LOHR: Chase says his expenses are higher than those in the Midwest because he has to buy special equipment for his crop. He says his cost is about $1,000 dollars an acre, and he plants 450 acres of peanuts.

CHASE: Four hundred and fifty thousand dollars is a big investment to put out at the beginning of every year and hope that something comes from it.

LOHR: Chase says the result of the proposed Senate bill may be wild swings in supply. The downside for consumers is the possibility of higher prices. For example, last year, there was a smaller peanut crop because many farmers planted cotton instead, then there was a drought. As a result, the price of peanut butter increased by about 30 percent. Don Koehler is executive director of the Georgia Peanut Commission.

DON KOEHLER: I think what it means is a major disruption in the economies of rural South Georgia and the rural South from Texas to Virginia.

LOHR: Koehler says farmers here, who produce nearly half of the U.S. peanut crop, need a better program. Not direct payments, but a kind of price support system that he says would help stabilize farmers.

KOEHLER: If you're not going to give anything to peanut farmers in the South, why do the Midwestern corn and soybean guys need anything? Let's just let the fur fly with the hide, just don't have anything. Let's do away with the whole farm bill. Let's just see what happens with nothing because that's what we've got right now - is nothing.

LOHR: But others say even with the $23 billion in cuts over ten years, the new farm bill is still way too expensive. Andrew Roth is with the conservative Club for Growth.

ANDREW ROTH: The current Senate bill does nothing to reform the entire system. It creates the dependency on government that has plagued this whole thing for so long.

LOHR: Roth says the government shouldn't provide subsidies to any group.

ROTH: If there was some sort of reform in the bill that tried to wean the industry off of subsidies we'd be open to that, but there is nothing like that in these bills.

LOHR: But farmers here say they need assistance in times of natural disasters and when crop prices fall. Again, Don Koehler with the Georgia Peanut Commission.

KOEHLER: We know that we've got to take our share of the cuts and so we're not fussing about trying to do that, but we still need a safety net.

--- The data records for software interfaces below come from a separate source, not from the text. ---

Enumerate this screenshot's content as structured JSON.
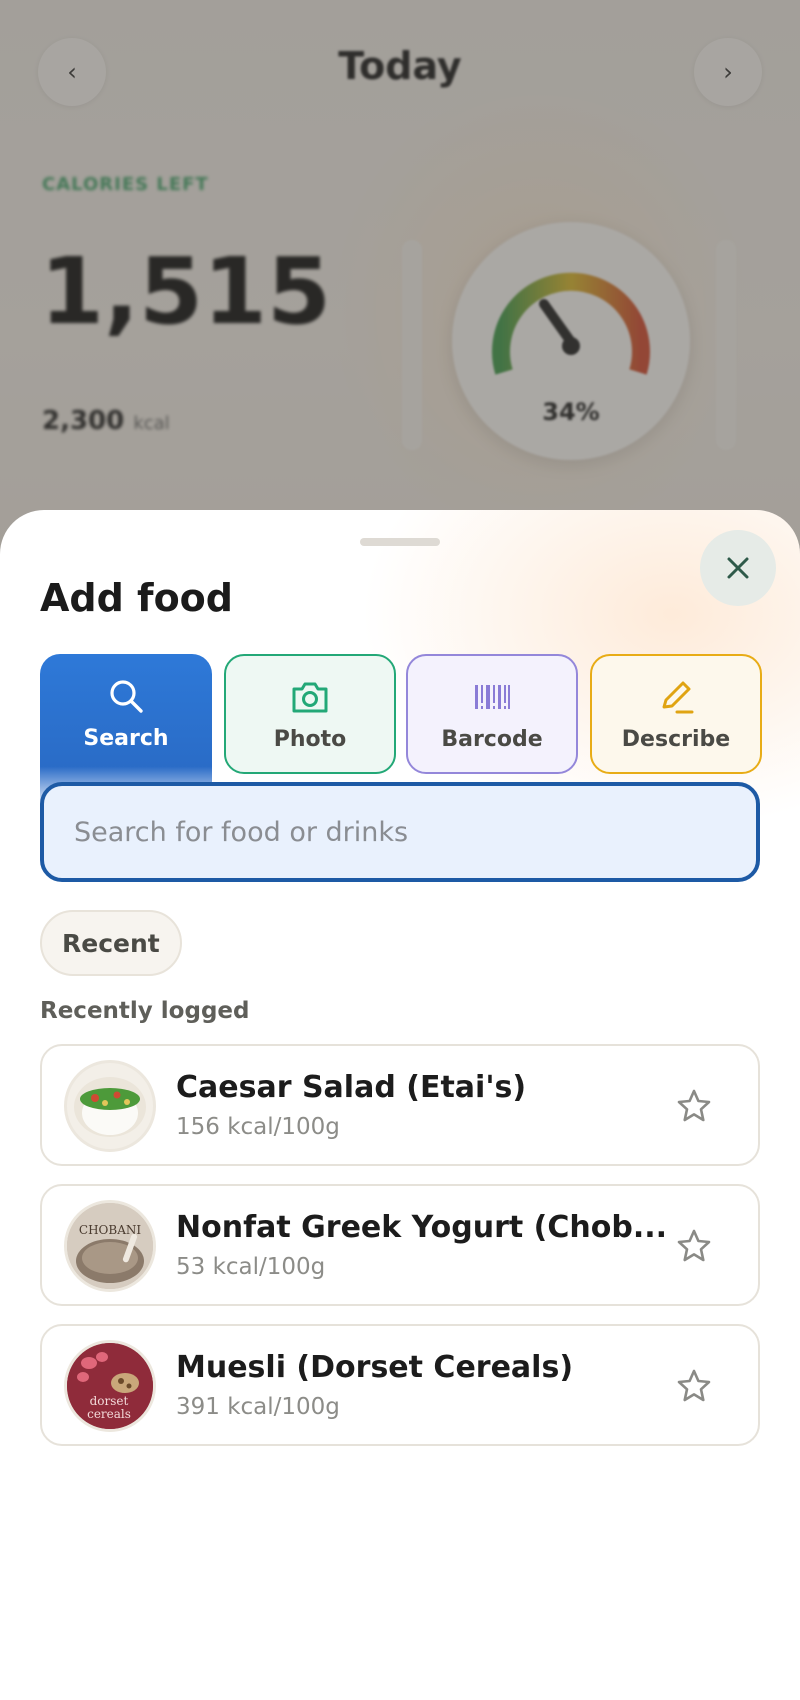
{
  "background": {
    "title": "Today",
    "calories_left_label": "CALORIES LEFT",
    "calories_left_value": "1,515",
    "goal_value": "2,300",
    "goal_unit": "kcal",
    "gauge_percent": "34%"
  },
  "sheet": {
    "title": "Add food",
    "tabs": [
      {
        "label": "Search",
        "icon": "search-icon"
      },
      {
        "label": "Photo",
        "icon": "camera-icon"
      },
      {
        "label": "Barcode",
        "icon": "barcode-icon"
      },
      {
        "label": "Describe",
        "icon": "pencil-icon"
      }
    ],
    "search": {
      "placeholder": "Search for food or drinks",
      "value": ""
    },
    "chip": "Recent",
    "section_label": "Recently logged",
    "foods": [
      {
        "name": "Caesar Salad (Etai's)",
        "kcal": "156 kcal/100g",
        "thumb": "salad-bowl"
      },
      {
        "name": "Nonfat Greek Yogurt (Chob...",
        "kcal": "53 kcal/100g",
        "thumb": "yogurt-cup",
        "thumb_text": "CHOBANI"
      },
      {
        "name": "Muesli (Dorset Cereals)",
        "kcal": "391 kcal/100g",
        "thumb": "muesli-box",
        "thumb_text": "dorset cereals"
      }
    ]
  },
  "colors": {
    "search_tab": "#2e79d8",
    "photo_tab": "#23a877",
    "barcode_tab": "#9487da",
    "describe_tab": "#e8ac16",
    "search_border": "#1d5aa5"
  }
}
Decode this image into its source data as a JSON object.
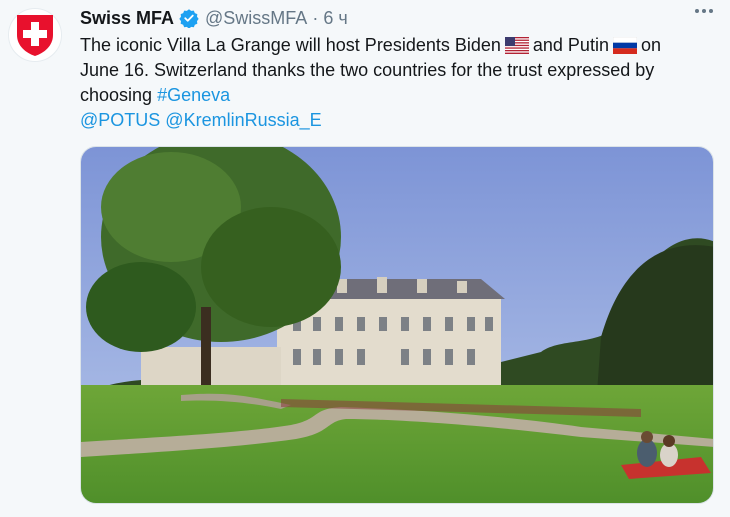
{
  "account": {
    "name": "Swiss MFA",
    "handle": "@SwissMFA",
    "separator": "·",
    "time": "6 ч",
    "verified": true,
    "avatar_icon": "swiss-cross-shield-icon"
  },
  "tweet": {
    "text_before_biden": "The iconic Villa La Grange will host Presidents Biden",
    "text_between_flags": "and Putin",
    "text_after_russia": "on",
    "line2": "June 16. Switzerland thanks the two countries for the trust expressed by",
    "line3_prefix": "choosing",
    "hashtag": "#Geneva",
    "mention_potus": "@POTUS",
    "mention_kremlin": "@KremlinRussia_E",
    "flags": [
      "us-flag-icon",
      "russia-flag-icon"
    ]
  },
  "colors": {
    "link": "#1b95e0",
    "secondary": "#657786",
    "swiss_red": "#ff0000"
  }
}
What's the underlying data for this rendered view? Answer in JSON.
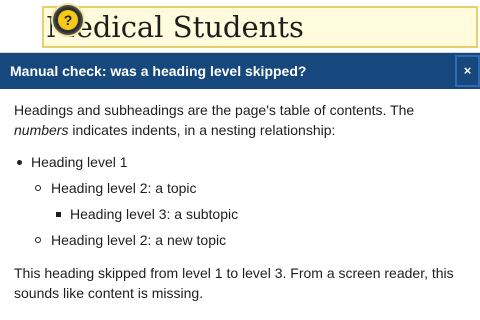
{
  "page": {
    "heading": "Medical Students"
  },
  "toggle": {
    "label": "?"
  },
  "tooltip": {
    "title": "Manual check: was a heading level skipped?",
    "close_label": "×",
    "intro_part1": "Headings and subheadings are the page's table of contents. The ",
    "intro_em": "numbers",
    "intro_part2": " indicates indents, in a nesting relationship:",
    "levels": [
      "Heading level 1",
      "Heading level 2: a topic",
      "Heading level 3: a subtopic",
      "Heading level 2: a new topic"
    ],
    "outro": "This heading skipped from level 1 to level 3. From a screen reader, this sounds like content is missing."
  },
  "colors": {
    "header_bg": "#16487e",
    "highlight_bg": "#fffbdc",
    "highlight_border": "#e7d06a",
    "toggle_yellow": "#f6c916"
  }
}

LOHR: Georgia peanut farmers say they know they have a lot of work to do to convince politicians in Washington that they need help. They say the Senate hasn't been listening, but they may have a better chance when the House takes up its version of the bill. Kathy Lohr, NPR News, Atlanta. Transcript provided by NPR, Copyright NPR.